Marvelous. As isn’t it quaint how Friedman apologizes for slightly criticizing the President of the United States? A different time.
In this second clip, a woman asks: “Why is it we have so many millionaires in the United States and we still have so many impoverished people who try to get up into the world? Why is it we have this lack of money where people who can’t support themselves decently and get a decent job, where all these big men are all on top making oodles and oodles of money? They don’t need it. They can only eat that much.”
She went on to say that these rich people “hoard” their wealth. Friedman got her to admit that these rich folks actually “keep investing it” in stuff like … (gasp!) … OIL! … and those investments are to the benefit of society. Watch and learn, OWS:
Even Donahue seemed impressed with that answer after his follow-up about the minimum wage. In that clip above, Friedman mentions his PBS documentary “Free to Choose,” based on his timeless book, written with his wife Rose, that argues the virtues of free enterprise and capitalism. The last clip I’ll share below is from that series.
The YouTube title is “Milton Friedman vs. and Academic Socialist.” Again, it should be noted, this documentary was produced before the Reagan Revolution. Back then, there was still a lively and thoughtful debate about what system is better: free markets and capitalism, or markets organized and directed by government — i.e. socialism. It is the same debate (sadly) we are having today. Clearly President Obama still holds to the latter, and he exercises it through the only way possible in an age after the Soviet Union crumbled and the Friedman/Reagan Revolution took hold: crony capitalism.
For me, the striking part of this 4-plus minute clip is how confident Friedman is that “experience” shows that socialism doesn’t work. That is experience the college-aged OWS protesters are too young to have seen for their own eyes. And Friedman would be disappointed that 30 years after his documentary, 20 years after the collapse of the Soviet Union … the proof of all that experience hasn’t yet taken full hold in America. He’d no doubt gently chide academia for indoctrinating so many naive youth.
Again, it’s amazing how prescient the words of the amiable Friedman have proved. We need him today. Since we can’t have him, we need someone in today’s political, policy and media culture to articulate the winning ideas of free markets at least half as well — before America goes down a path from which it will take another generation (if that) to recover. The Heartland Institute will continue to do its part.
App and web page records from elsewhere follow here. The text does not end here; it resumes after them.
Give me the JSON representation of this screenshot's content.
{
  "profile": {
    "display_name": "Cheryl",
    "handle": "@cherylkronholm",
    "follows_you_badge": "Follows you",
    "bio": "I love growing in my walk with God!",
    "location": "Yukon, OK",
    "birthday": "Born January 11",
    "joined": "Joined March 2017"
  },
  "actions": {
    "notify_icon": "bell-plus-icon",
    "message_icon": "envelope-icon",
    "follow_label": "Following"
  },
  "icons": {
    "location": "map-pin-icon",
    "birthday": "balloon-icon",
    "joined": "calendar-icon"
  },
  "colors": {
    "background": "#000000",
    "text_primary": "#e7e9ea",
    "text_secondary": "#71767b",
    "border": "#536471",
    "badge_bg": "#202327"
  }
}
Enjoy the following genius of Friedman — where he rebuts the idea that “large corporations” inflict great “harm” on society that only government can correct: